The Court examines whether an adjudicator lacked legal authority by considering a range of factors that have been established over the years in administrative law cases. The essential inquiry is whether the adjudicator made an error in law. However this is a generalisation, partly because the lines between law and fact interact. Misconstruing the law and ignoring relevant material are both errors of jurisdiction.
In this case, the Court examined whether the adjudicator had committed an error of jurisdiction and said that the adjudicator had failed to consider the Act’s distinction between “reasons” required in a Payment Schedule and “submissions” allowed in an Adjudication Response. Additionally, the adjudicator had not considered whether the requirement to “indicate” reasons on the Payment Schedule inferred a lesser requirement than the subsequent requirement to “include” reasons in the Adjudication Response.
The adjudicator had therefore confused the issues and misconstrued the Act. This had resulted in an error of jurisdiction.
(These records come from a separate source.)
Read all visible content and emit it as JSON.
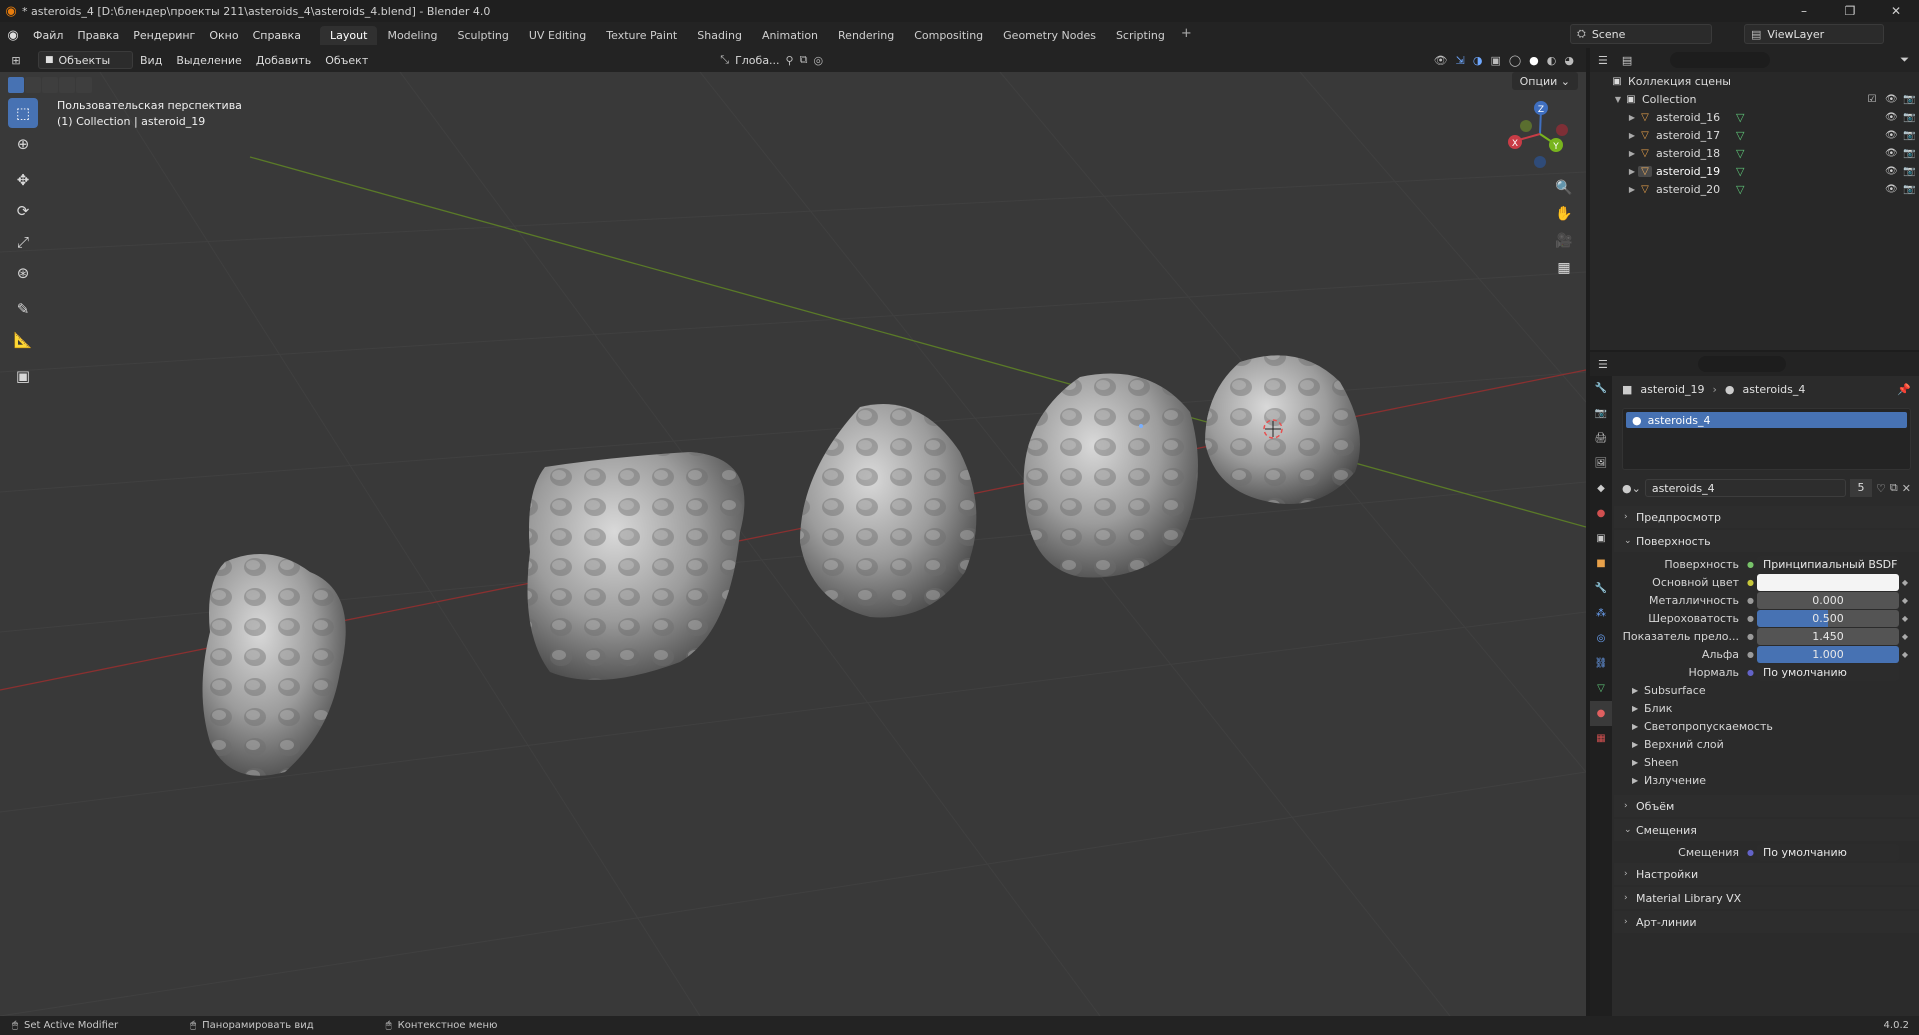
{
  "window": {
    "title": "* asteroids_4 [D:\\блендер\\проекты 211\\asteroids_4\\asteroids_4.blend] - Blender 4.0",
    "controls": [
      "–",
      "❐",
      "✕"
    ]
  },
  "menu": {
    "items": [
      "Файл",
      "Правка",
      "Рендеринг",
      "Окно",
      "Справка"
    ],
    "workspaces": [
      "Layout",
      "Modeling",
      "Sculpting",
      "UV Editing",
      "Texture Paint",
      "Shading",
      "Animation",
      "Rendering",
      "Compositing",
      "Geometry Nodes",
      "Scripting"
    ],
    "active_workspace": "Layout",
    "add_tab": "+",
    "scene": "Scene",
    "view_layer": "ViewLayer"
  },
  "viewport_header": {
    "mode": "Объекты",
    "items": [
      "Вид",
      "Выделение",
      "Добавить",
      "Объект"
    ],
    "orientation": "Глоба...",
    "options": "Опции"
  },
  "viewport": {
    "view_name": "Пользовательская перспектива",
    "context": "(1) Collection | asteroid_19",
    "gizmo": {
      "x": "X",
      "y": "Y",
      "z": "Z"
    }
  },
  "outliner": {
    "root": "Коллекция сцены",
    "collection": "Collection",
    "objects": [
      "asteroid_16",
      "asteroid_17",
      "asteroid_18",
      "asteroid_19",
      "asteroid_20"
    ],
    "selected": "asteroid_19"
  },
  "properties": {
    "breadcrumb": {
      "object": "asteroid_19",
      "material": "asteroids_4"
    },
    "slot": "asteroids_4",
    "material_name": "asteroids_4",
    "user_count": "5",
    "panels": {
      "preview": "Предпросмотр",
      "surface": "Поверхность",
      "volume": "Объём",
      "displacement": "Смещения",
      "settings": "Настройки",
      "material_library": "Material Library VX",
      "lineart": "Арт-линии"
    },
    "surface_rows": [
      {
        "label": "Поверхность",
        "value": "Принципиальный BSDF",
        "kind": "link"
      },
      {
        "label": "Основной цвет",
        "value": "",
        "kind": "color"
      },
      {
        "label": "Металличность",
        "value": "0.000",
        "kind": "num",
        "fill": 0.0
      },
      {
        "label": "Шероховатость",
        "value": "0.500",
        "kind": "num",
        "fill": 0.5
      },
      {
        "label": "Показатель прело...",
        "value": "1.450",
        "kind": "num",
        "fill": 0.0
      },
      {
        "label": "Альфа",
        "value": "1.000",
        "kind": "num",
        "fill": 1.0
      },
      {
        "label": "Нормаль",
        "value": "По умолчанию",
        "kind": "link"
      }
    ],
    "subpanels": [
      "Subsurface",
      "Блик",
      "Светопропускаемость",
      "Верхний слой",
      "Sheen",
      "Излучение"
    ],
    "displacement_row": {
      "label": "Смещения",
      "value": "По умолчанию"
    }
  },
  "statusbar": {
    "items": [
      "Set Active Modifier",
      "Панорамировать вид",
      "Контекстное меню"
    ],
    "version": "4.0.2"
  },
  "colors": {
    "accent": "#4772b3",
    "x_axis": "#a83a3a",
    "y_axis": "#6b8e23",
    "blender_orange": "#e87d0d"
  }
}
The adjudicator’s determination was quashed by the Court.
A Payment Schedule must indicate all of the reasons for withholding any of the amount claimed in the Payment Claim.
In South Australia, a party not wanting to pay a Payment Claim in full must serve its responding Payment Schedule within 15 business days of receiving the Payment Claim.
An Adjudication Response cannot include any reasons that were not indicated on the Payment Schedule but can include submissions elaborating on the indicated reasons.
An application to quash an adjudicator’s decision will succeed where there has been a jurisdictional error.
The essential requirements for a Payment Schedule are set out in the Act and are summarised in the video entitled “The Payment Schedule”.
Contributor: Tom Grace
1  NSWSC 1000